* [WHAT TO PRODUCE] Every entry is to be returned exactly as it stands; the pictures are to be dropped.

DATA FOR THIS EXERCISE START

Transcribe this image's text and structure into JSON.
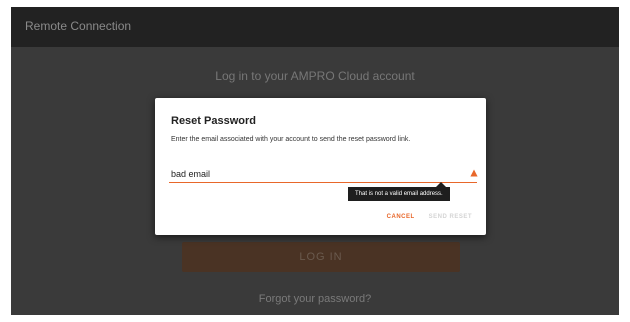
{
  "window": {
    "title": "Remote Connection"
  },
  "login": {
    "heading": "Log in to your AMPRO Cloud account",
    "button_label": "LOG IN",
    "forgot_link": "Forgot your password?"
  },
  "dialog": {
    "title": "Reset Password",
    "body": "Enter the email associated with your account to send the reset password link.",
    "email_value": "bad email",
    "error_message": "That is not a valid email address.",
    "cancel_label": "CANCEL",
    "submit_label": "SEND RESET",
    "accent_color": "#e8672a",
    "error_icon": "warning-icon"
  }
}
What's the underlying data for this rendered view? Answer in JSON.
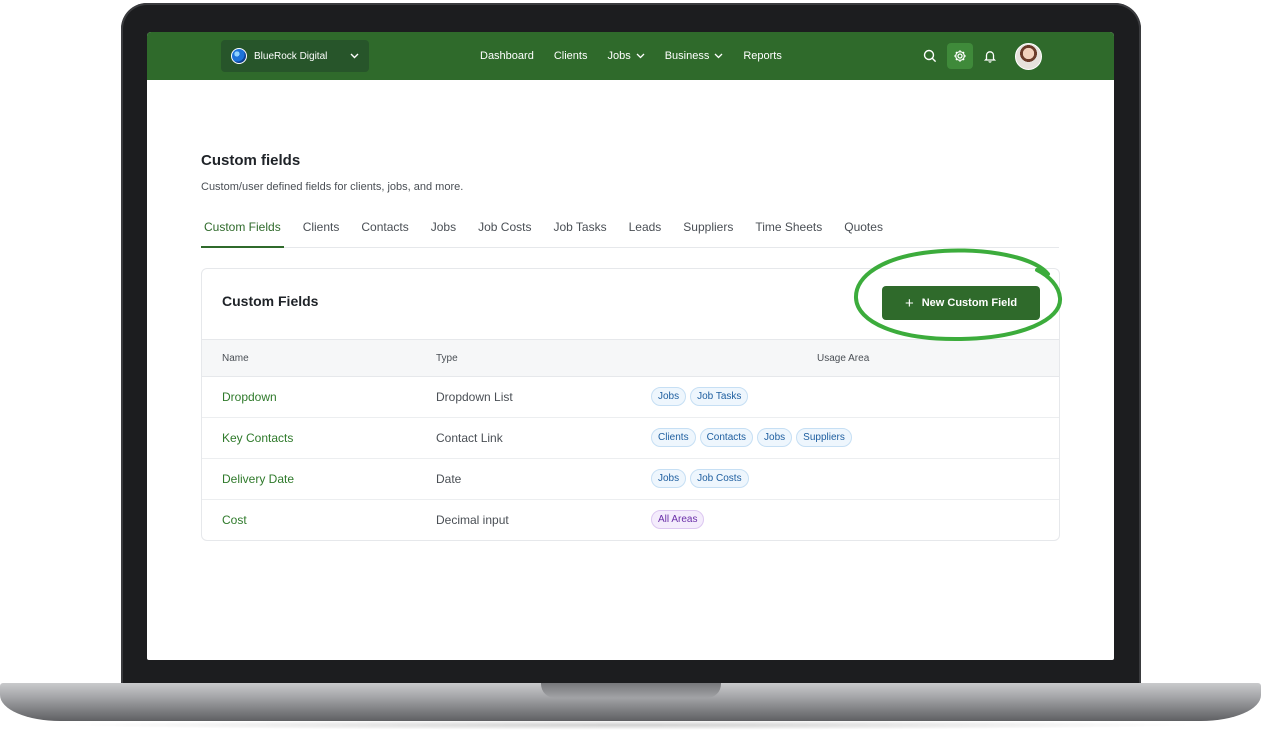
{
  "nav": {
    "org_name": "BlueRock Digital",
    "links": [
      {
        "label": "Dashboard",
        "has_dropdown": false
      },
      {
        "label": "Clients",
        "has_dropdown": false
      },
      {
        "label": "Jobs",
        "has_dropdown": true
      },
      {
        "label": "Business",
        "has_dropdown": true
      },
      {
        "label": "Reports",
        "has_dropdown": false
      }
    ],
    "icons": [
      "search-icon",
      "gear-icon",
      "bell-icon",
      "avatar"
    ],
    "accent": "#2f6a2b"
  },
  "page": {
    "title": "Custom fields",
    "subtitle": "Custom/user defined fields for clients, jobs, and more."
  },
  "tabs": [
    {
      "label": "Custom Fields",
      "active": true
    },
    {
      "label": "Clients",
      "active": false
    },
    {
      "label": "Contacts",
      "active": false
    },
    {
      "label": "Jobs",
      "active": false
    },
    {
      "label": "Job Costs",
      "active": false
    },
    {
      "label": "Job Tasks",
      "active": false
    },
    {
      "label": "Leads",
      "active": false
    },
    {
      "label": "Suppliers",
      "active": false
    },
    {
      "label": "Time Sheets",
      "active": false
    },
    {
      "label": "Quotes",
      "active": false
    }
  ],
  "card": {
    "title": "Custom Fields",
    "new_button_label": "New Custom Field",
    "columns": {
      "name": "Name",
      "type": "Type",
      "usage": "Usage Area"
    },
    "rows": [
      {
        "name": "Dropdown",
        "type": "Dropdown List",
        "tags": [
          "Jobs",
          "Job Tasks"
        ]
      },
      {
        "name": "Key Contacts",
        "type": "Contact Link",
        "tags": [
          "Clients",
          "Contacts",
          "Jobs",
          "Suppliers"
        ]
      },
      {
        "name": "Delivery Date",
        "type": "Date",
        "tags": [
          "Jobs",
          "Job Costs"
        ]
      },
      {
        "name": "Cost",
        "type": "Decimal input",
        "tags": [
          "All Areas"
        ]
      }
    ]
  }
}
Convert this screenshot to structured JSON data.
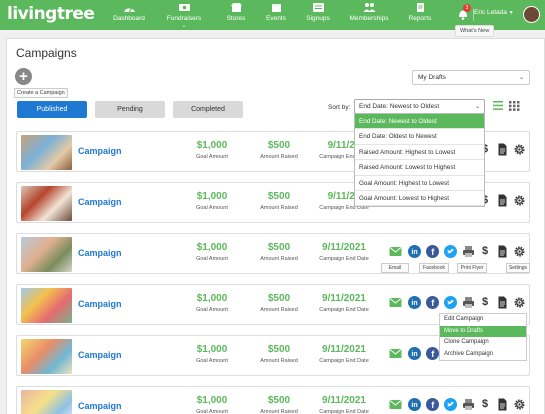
{
  "app": {
    "logo": "livingtree",
    "brand_color": "#5cb85c",
    "accent_color": "#1f78d1"
  },
  "nav": {
    "items": [
      {
        "label": "Dashboard",
        "icon": "dashboard-icon"
      },
      {
        "label": "Fundraisers",
        "icon": "money-icon",
        "has_dropdown": true
      },
      {
        "label": "Stores",
        "icon": "store-icon"
      },
      {
        "label": "Events",
        "icon": "calendar-icon"
      },
      {
        "label": "Signups",
        "icon": "clipboard-icon"
      },
      {
        "label": "Memberships",
        "icon": "people-icon"
      },
      {
        "label": "Reports",
        "icon": "report-icon"
      }
    ],
    "notifications": {
      "count": "3",
      "tooltip": "What's New"
    },
    "user": {
      "name": "Eric Letada",
      "caret": "▼"
    }
  },
  "page": {
    "title": "Campaigns",
    "create_tooltip": "Create a Campaign",
    "drafts_select": {
      "value": "My Drafts"
    },
    "tabs": [
      {
        "label": "Published",
        "active": true
      },
      {
        "label": "Pending",
        "active": false
      },
      {
        "label": "Completed",
        "active": false
      }
    ],
    "sort": {
      "label": "Sort by:",
      "value": "End Date: Newest to Oldest",
      "options": [
        {
          "label": "End Date: Newest to Oldest",
          "selected": true
        },
        {
          "label": "End Date: Oldest to Newest"
        },
        {
          "label": "Raised Amount: Highest to Lowest"
        },
        {
          "label": "Raised Amount: Lowest to Highest"
        },
        {
          "label": "Goal Amount: Highest to Lowest"
        },
        {
          "label": "Goal Amount: Lowest to Highest"
        }
      ]
    }
  },
  "campaigns": [
    {
      "title": "Campaign",
      "goal": "$1,000",
      "goal_caption": "Goal Amount",
      "raised": "$500",
      "raised_caption": "Amount Raised",
      "end": "9/11/20",
      "end_caption": "Campaign End Date"
    },
    {
      "title": "Campaign",
      "goal": "$1,000",
      "goal_caption": "Goal Amount",
      "raised": "$500",
      "raised_caption": "Amount Raised",
      "end": "9/11/20",
      "end_caption": "Campaign End Date"
    },
    {
      "title": "Campaign",
      "goal": "$1,000",
      "goal_caption": "Goal Amount",
      "raised": "$500",
      "raised_caption": "Amount Raised",
      "end": "9/11/2021",
      "end_caption": "Campaign End Date"
    },
    {
      "title": "Campaign",
      "goal": "$1,000",
      "goal_caption": "Goal Amount",
      "raised": "$500",
      "raised_caption": "Amount Raised",
      "end": "9/11/2021",
      "end_caption": "Campaign End Date"
    },
    {
      "title": "Campaign",
      "goal": "$1,000",
      "goal_caption": "Goal Amount",
      "raised": "$500",
      "raised_caption": "Amount Raised",
      "end": "9/11/2021",
      "end_caption": "Campaign End Date"
    },
    {
      "title": "Campaign",
      "goal": "$1,000",
      "goal_caption": "Goal Amount",
      "raised": "$500",
      "raised_caption": "Amount Raised",
      "end": "9/11/2021",
      "end_caption": "Campaign End Date"
    }
  ],
  "action_tooltips": {
    "email": "Email",
    "facebook": "Facebook",
    "print": "Print Flyer",
    "settings": "Settings"
  },
  "dollar_glyph": "$",
  "context_menu": {
    "items": [
      {
        "label": "Edit Campaign"
      },
      {
        "label": "Move to Drafts",
        "highlighted": true
      },
      {
        "label": "Clone Campaign"
      },
      {
        "label": "Archive Campaign"
      }
    ]
  }
}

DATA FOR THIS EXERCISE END

* [SOLUTION BELOW]
Transcribe this image's text and structure into JSON.
{
  "window": {
    "title": "Remote Connection"
  },
  "login": {
    "heading": "Log in to your AMPRO Cloud account",
    "button_label": "LOG IN",
    "forgot_link": "Forgot your password?"
  },
  "dialog": {
    "title": "Reset Password",
    "body": "Enter the email associated with your account to send the reset password link.",
    "email_value": "bad email",
    "error_message": "That is not a valid email address.",
    "cancel_label": "CANCEL",
    "submit_label": "SEND RESET",
    "accent_color": "#e8672a",
    "error_icon": "warning-icon"
  }
}
What's the underlying data for this rendered view? Answer in JSON.
{
  "nav": {
    "org_name": "BlueRock Digital",
    "links": [
      {
        "label": "Dashboard",
        "has_dropdown": false
      },
      {
        "label": "Clients",
        "has_dropdown": false
      },
      {
        "label": "Jobs",
        "has_dropdown": true
      },
      {
        "label": "Business",
        "has_dropdown": true
      },
      {
        "label": "Reports",
        "has_dropdown": false
      }
    ],
    "icons": [
      "search-icon",
      "gear-icon",
      "bell-icon",
      "avatar"
    ],
    "accent": "#2f6a2b"
  },
  "page": {
    "title": "Custom fields",
    "subtitle": "Custom/user defined fields for clients, jobs, and more."
  },
  "tabs": [
    {
      "label": "Custom Fields",
      "active": true
    },
    {
      "label": "Clients",
      "active": false
    },
    {
      "label": "Contacts",
      "active": false
    },
    {
      "label": "Jobs",
      "active": false
    },
    {
      "label": "Job Costs",
      "active": false
    },
    {
      "label": "Job Tasks",
      "active": false
    },
    {
      "label": "Leads",
      "active": false
    },
    {
      "label": "Suppliers",
      "active": false
    },
    {
      "label": "Time Sheets",
      "active": false
    },
    {
      "label": "Quotes",
      "active": false
    }
  ],
  "card": {
    "title": "Custom Fields",
    "new_button_label": "New Custom Field",
    "columns": {
      "name": "Name",
      "type": "Type",
      "usage": "Usage Area"
    },
    "rows": [
      {
        "name": "Dropdown",
        "type": "Dropdown List",
        "tags": [
          "Jobs",
          "Job Tasks"
        ]
      },
      {
        "name": "Key Contacts",
        "type": "Contact Link",
        "tags": [
          "Clients",
          "Contacts",
          "Jobs",
          "Suppliers"
        ]
      },
      {
        "name": "Delivery Date",
        "type": "Date",
        "tags": [
          "Jobs",
          "Job Costs"
        ]
      },
      {
        "name": "Cost",
        "type": "Decimal input",
        "tags": [
          "All Areas"
        ]
      }
    ]
  }
}
Convert this screenshot to structured JSON data.
{
  "app": {
    "logo": "livingtree",
    "brand_color": "#5cb85c",
    "accent_color": "#1f78d1"
  },
  "nav": {
    "items": [
      {
        "label": "Dashboard",
        "icon": "dashboard-icon"
      },
      {
        "label": "Fundraisers",
        "icon": "money-icon",
        "has_dropdown": true
      },
      {
        "label": "Stores",
        "icon": "store-icon"
      },
      {
        "label": "Events",
        "icon": "calendar-icon"
      },
      {
        "label": "Signups",
        "icon": "clipboard-icon"
      },
      {
        "label": "Memberships",
        "icon": "people-icon"
      },
      {
        "label": "Reports",
        "icon": "report-icon"
      }
    ],
    "notifications": {
      "count": "3",
      "tooltip": "What's New"
    },
    "user": {
      "name": "Eric Letada",
      "caret": "▼"
    }
  },
  "page": {
    "title": "Campaigns",
    "create_tooltip": "Create a Campaign",
    "drafts_select": {
      "value": "My Drafts"
    },
    "tabs": [
      {
        "label": "Published",
        "active": true
      },
      {
        "label": "Pending",
        "active": false
      },
      {
        "label": "Completed",
        "active": false
      }
    ],
    "sort": {
      "label": "Sort by:",
      "value": "End Date: Newest to Oldest",
      "options": [
        {
          "label": "End Date: Newest to Oldest",
          "selected": true
        },
        {
          "label": "End Date: Oldest to Newest"
        },
        {
          "label": "Raised Amount: Highest to Lowest"
        },
        {
          "label": "Raised Amount: Lowest to Highest"
        },
        {
          "label": "Goal Amount: Highest to Lowest"
        },
        {
          "label": "Goal Amount: Lowest to Highest"
        }
      ]
    }
  },
  "campaigns": [
    {
      "title": "Campaign",
      "goal": "$1,000",
      "goal_caption": "Goal Amount",
      "raised": "$500",
      "raised_caption": "Amount Raised",
      "end": "9/11/20",
      "end_caption": "Campaign End Date"
    },
    {
      "title": "Campaign",
      "goal": "$1,000",
      "goal_caption": "Goal Amount",
      "raised": "$500",
      "raised_caption": "Amount Raised",
      "end": "9/11/20",
      "end_caption": "Campaign End Date"
    },
    {
      "title": "Campaign",
      "goal": "$1,000",
      "goal_caption": "Goal Amount",
      "raised": "$500",
      "raised_caption": "Amount Raised",
      "end": "9/11/2021",
      "end_caption": "Campaign End Date"
    },
    {
      "title": "Campaign",
      "goal": "$1,000",
      "goal_caption": "Goal Amount",
      "raised": "$500",
      "raised_caption": "Amount Raised",
      "end": "9/11/2021",
      "end_caption": "Campaign End Date"
    },
    {
      "title": "Campaign",
      "goal": "$1,000",
      "goal_caption": "Goal Amount",
      "raised": "$500",
      "raised_caption": "Amount Raised",
      "end": "9/11/2021",
      "end_caption": "Campaign End Date"
    },
    {
      "title": "Campaign",
      "goal": "$1,000",
      "goal_caption": "Goal Amount",
      "raised": "$500",
      "raised_caption": "Amount Raised",
      "end": "9/11/2021",
      "end_caption": "Campaign End Date"
    }
  ],
  "action_tooltips": {
    "email": "Email",
    "facebook": "Facebook",
    "print": "Print Flyer",
    "settings": "Settings"
  },
  "dollar_glyph": "$",
  "context_menu": {
    "items": [
      {
        "label": "Edit Campaign"
      },
      {
        "label": "Move to Drafts",
        "highlighted": true
      },
      {
        "label": "Clone Campaign"
      },
      {
        "label": "Archive Campaign"
      }
    ]
  }
}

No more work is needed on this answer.